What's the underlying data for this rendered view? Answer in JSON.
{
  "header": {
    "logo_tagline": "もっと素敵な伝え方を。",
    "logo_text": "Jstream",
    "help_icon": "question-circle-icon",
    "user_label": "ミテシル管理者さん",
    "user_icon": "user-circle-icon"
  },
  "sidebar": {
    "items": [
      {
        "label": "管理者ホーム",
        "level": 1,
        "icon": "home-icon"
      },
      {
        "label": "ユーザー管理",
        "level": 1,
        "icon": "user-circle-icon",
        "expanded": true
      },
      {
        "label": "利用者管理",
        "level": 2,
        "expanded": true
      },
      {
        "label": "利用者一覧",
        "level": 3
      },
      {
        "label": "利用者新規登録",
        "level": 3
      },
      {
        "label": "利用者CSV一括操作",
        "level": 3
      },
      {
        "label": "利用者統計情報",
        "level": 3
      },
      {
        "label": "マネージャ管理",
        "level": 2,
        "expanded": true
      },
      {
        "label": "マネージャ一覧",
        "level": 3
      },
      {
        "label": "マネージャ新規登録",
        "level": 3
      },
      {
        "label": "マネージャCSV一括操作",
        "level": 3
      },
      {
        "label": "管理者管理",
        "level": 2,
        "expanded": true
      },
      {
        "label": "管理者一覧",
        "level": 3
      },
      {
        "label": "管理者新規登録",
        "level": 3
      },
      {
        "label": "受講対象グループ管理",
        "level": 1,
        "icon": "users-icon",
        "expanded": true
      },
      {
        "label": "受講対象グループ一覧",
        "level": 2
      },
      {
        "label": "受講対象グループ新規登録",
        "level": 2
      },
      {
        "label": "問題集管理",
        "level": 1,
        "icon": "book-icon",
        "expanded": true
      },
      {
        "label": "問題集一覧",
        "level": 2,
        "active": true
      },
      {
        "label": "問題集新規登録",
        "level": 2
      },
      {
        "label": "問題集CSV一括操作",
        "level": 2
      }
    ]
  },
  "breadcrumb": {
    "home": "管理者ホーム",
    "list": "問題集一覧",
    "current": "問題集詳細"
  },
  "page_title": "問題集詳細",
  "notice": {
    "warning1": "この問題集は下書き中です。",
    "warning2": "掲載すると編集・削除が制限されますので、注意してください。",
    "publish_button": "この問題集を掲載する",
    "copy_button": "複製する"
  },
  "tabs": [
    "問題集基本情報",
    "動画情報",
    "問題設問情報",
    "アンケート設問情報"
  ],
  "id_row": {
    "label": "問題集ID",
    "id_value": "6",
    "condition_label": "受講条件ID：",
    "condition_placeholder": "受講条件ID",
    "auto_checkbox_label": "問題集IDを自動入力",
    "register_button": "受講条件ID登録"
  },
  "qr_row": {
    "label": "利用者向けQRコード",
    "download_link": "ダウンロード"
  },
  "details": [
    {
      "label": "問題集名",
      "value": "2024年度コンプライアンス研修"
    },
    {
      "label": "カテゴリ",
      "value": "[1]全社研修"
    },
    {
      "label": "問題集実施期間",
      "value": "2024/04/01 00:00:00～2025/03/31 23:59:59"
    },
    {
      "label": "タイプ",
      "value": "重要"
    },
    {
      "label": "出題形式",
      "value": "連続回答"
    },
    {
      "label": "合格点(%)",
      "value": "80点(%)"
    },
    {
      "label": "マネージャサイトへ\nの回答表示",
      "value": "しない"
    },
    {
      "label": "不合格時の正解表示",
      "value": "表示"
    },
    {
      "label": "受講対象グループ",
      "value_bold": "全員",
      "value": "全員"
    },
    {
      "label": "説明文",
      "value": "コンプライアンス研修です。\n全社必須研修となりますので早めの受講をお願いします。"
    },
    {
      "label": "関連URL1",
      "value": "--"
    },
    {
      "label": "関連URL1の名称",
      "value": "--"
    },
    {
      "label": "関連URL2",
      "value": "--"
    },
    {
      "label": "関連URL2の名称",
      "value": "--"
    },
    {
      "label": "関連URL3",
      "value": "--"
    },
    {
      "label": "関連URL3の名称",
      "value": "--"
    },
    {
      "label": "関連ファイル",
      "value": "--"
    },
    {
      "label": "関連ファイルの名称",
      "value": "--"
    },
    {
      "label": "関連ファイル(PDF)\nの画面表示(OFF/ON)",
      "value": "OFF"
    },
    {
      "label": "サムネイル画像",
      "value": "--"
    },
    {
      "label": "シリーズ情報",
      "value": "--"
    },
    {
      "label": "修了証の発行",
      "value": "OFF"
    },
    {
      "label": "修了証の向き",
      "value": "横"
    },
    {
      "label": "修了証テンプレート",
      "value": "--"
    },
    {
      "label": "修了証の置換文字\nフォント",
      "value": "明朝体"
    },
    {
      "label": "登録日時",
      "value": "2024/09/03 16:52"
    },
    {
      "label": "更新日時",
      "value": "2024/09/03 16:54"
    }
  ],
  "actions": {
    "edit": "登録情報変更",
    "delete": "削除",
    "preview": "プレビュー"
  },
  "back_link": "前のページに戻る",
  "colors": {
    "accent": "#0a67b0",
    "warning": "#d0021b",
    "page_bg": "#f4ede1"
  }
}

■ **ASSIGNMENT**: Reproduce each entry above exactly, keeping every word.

■ **REPLY TO THE EXERCISE**:
What's the underlying data for this rendered view? Answer in JSON.
{
  "header": {
    "logo_tagline": "もっと素敵な伝え方を。",
    "logo_text": "Jstream",
    "help_icon": "question-circle-icon",
    "user_label": "ミテシル管理者さん",
    "user_icon": "user-circle-icon"
  },
  "sidebar": {
    "items": [
      {
        "label": "管理者ホーム",
        "level": 1,
        "icon": "home-icon"
      },
      {
        "label": "ユーザー管理",
        "level": 1,
        "icon": "user-circle-icon",
        "expanded": true
      },
      {
        "label": "利用者管理",
        "level": 2,
        "expanded": true
      },
      {
        "label": "利用者一覧",
        "level": 3
      },
      {
        "label": "利用者新規登録",
        "level": 3
      },
      {
        "label": "利用者CSV一括操作",
        "level": 3
      },
      {
        "label": "利用者統計情報",
        "level": 3
      },
      {
        "label": "マネージャ管理",
        "level": 2,
        "expanded": true
      },
      {
        "label": "マネージャ一覧",
        "level": 3
      },
      {
        "label": "マネージャ新規登録",
        "level": 3
      },
      {
        "label": "マネージャCSV一括操作",
        "level": 3
      },
      {
        "label": "管理者管理",
        "level": 2,
        "expanded": true
      },
      {
        "label": "管理者一覧",
        "level": 3
      },
      {
        "label": "管理者新規登録",
        "level": 3
      },
      {
        "label": "受講対象グループ管理",
        "level": 1,
        "icon": "users-icon",
        "expanded": true
      },
      {
        "label": "受講対象グループ一覧",
        "level": 2
      },
      {
        "label": "受講対象グループ新規登録",
        "level": 2
      },
      {
        "label": "問題集管理",
        "level": 1,
        "icon": "book-icon",
        "expanded": true
      },
      {
        "label": "問題集一覧",
        "level": 2,
        "active": true
      },
      {
        "label": "問題集新規登録",
        "level": 2
      },
      {
        "label": "問題集CSV一括操作",
        "level": 2
      }
    ]
  },
  "breadcrumb": {
    "home": "管理者ホーム",
    "list": "問題集一覧",
    "current": "問題集詳細"
  },
  "page_title": "問題集詳細",
  "notice": {
    "warning1": "この問題集は下書き中です。",
    "warning2": "掲載すると編集・削除が制限されますので、注意してください。",
    "publish_button": "この問題集を掲載する",
    "copy_button": "複製する"
  },
  "tabs": [
    "問題集基本情報",
    "動画情報",
    "問題設問情報",
    "アンケート設問情報"
  ],
  "id_row": {
    "label": "問題集ID",
    "id_value": "6",
    "condition_label": "受講条件ID：",
    "condition_placeholder": "受講条件ID",
    "auto_checkbox_label": "問題集IDを自動入力",
    "register_button": "受講条件ID登録"
  },
  "qr_row": {
    "label": "利用者向けQRコード",
    "download_link": "ダウンロード"
  },
  "details": [
    {
      "label": "問題集名",
      "value": "2024年度コンプライアンス研修"
    },
    {
      "label": "カテゴリ",
      "value": "[1]全社研修"
    },
    {
      "label": "問題集実施期間",
      "value": "2024/04/01 00:00:00～2025/03/31 23:59:59"
    },
    {
      "label": "タイプ",
      "value": "重要"
    },
    {
      "label": "出題形式",
      "value": "連続回答"
    },
    {
      "label": "合格点(%)",
      "value": "80点(%)"
    },
    {
      "label": "マネージャサイトへ\nの回答表示",
      "value": "しない"
    },
    {
      "label": "不合格時の正解表示",
      "value": "表示"
    },
    {
      "label": "受講対象グループ",
      "value_bold": "全員",
      "value": "全員"
    },
    {
      "label": "説明文",
      "value": "コンプライアンス研修です。\n全社必須研修となりますので早めの受講をお願いします。"
    },
    {
      "label": "関連URL1",
      "value": "--"
    },
    {
      "label": "関連URL1の名称",
      "value": "--"
    },
    {
      "label": "関連URL2",
      "value": "--"
    },
    {
      "label": "関連URL2の名称",
      "value": "--"
    },
    {
      "label": "関連URL3",
      "value": "--"
    },
    {
      "label": "関連URL3の名称",
      "value": "--"
    },
    {
      "label": "関連ファイル",
      "value": "--"
    },
    {
      "label": "関連ファイルの名称",
      "value": "--"
    },
    {
      "label": "関連ファイル(PDF)\nの画面表示(OFF/ON)",
      "value": "OFF"
    },
    {
      "label": "サムネイル画像",
      "value": "--"
    },
    {
      "label": "シリーズ情報",
      "value": "--"
    },
    {
      "label": "修了証の発行",
      "value": "OFF"
    },
    {
      "label": "修了証の向き",
      "value": "横"
    },
    {
      "label": "修了証テンプレート",
      "value": "--"
    },
    {
      "label": "修了証の置換文字\nフォント",
      "value": "明朝体"
    },
    {
      "label": "登録日時",
      "value": "2024/09/03 16:52"
    },
    {
      "label": "更新日時",
      "value": "2024/09/03 16:54"
    }
  ],
  "actions": {
    "edit": "登録情報変更",
    "delete": "削除",
    "preview": "プレビュー"
  },
  "back_link": "前のページに戻る",
  "colors": {
    "accent": "#0a67b0",
    "warning": "#d0021b",
    "page_bg": "#f4ede1"
  }
}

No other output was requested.